(Working data)

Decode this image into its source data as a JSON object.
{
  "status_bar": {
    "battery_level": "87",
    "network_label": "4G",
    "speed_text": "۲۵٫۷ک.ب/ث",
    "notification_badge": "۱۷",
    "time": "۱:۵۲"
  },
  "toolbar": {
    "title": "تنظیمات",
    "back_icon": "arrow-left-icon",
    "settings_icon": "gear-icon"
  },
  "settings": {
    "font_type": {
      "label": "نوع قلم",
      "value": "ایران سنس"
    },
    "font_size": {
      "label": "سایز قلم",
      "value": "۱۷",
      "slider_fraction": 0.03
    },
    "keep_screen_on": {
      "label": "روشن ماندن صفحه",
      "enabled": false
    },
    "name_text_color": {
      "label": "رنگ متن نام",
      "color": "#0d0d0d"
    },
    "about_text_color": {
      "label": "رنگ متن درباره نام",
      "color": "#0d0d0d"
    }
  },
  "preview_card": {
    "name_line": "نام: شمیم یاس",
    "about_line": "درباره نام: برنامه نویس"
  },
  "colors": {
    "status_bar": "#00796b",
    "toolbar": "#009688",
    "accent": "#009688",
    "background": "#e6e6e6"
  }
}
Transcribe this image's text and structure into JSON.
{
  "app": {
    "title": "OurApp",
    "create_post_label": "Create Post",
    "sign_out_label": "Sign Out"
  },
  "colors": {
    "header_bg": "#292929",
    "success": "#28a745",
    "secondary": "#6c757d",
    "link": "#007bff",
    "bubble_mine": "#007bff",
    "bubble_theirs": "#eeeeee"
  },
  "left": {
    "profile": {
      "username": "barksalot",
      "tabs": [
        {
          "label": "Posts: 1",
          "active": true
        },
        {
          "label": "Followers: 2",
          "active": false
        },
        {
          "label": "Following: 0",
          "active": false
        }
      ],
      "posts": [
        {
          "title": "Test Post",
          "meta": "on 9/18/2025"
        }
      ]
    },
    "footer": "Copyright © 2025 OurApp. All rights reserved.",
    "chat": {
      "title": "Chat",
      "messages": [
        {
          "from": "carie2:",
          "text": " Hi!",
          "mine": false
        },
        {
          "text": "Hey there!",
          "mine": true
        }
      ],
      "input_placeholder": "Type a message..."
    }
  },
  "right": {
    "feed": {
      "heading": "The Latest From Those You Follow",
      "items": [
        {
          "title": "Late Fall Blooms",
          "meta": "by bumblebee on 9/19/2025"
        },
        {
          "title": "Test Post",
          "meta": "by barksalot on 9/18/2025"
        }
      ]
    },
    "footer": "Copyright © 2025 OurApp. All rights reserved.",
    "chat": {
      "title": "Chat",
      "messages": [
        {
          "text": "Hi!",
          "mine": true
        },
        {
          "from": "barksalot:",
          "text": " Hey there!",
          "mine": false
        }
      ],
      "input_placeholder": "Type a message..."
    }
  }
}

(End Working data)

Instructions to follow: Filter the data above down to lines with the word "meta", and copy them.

Solution to this exercise:
          "meta": "on 9/18/2025"
          "meta": "by bumblebee on 9/19/2025"
          "meta": "by barksalot on 9/18/2025"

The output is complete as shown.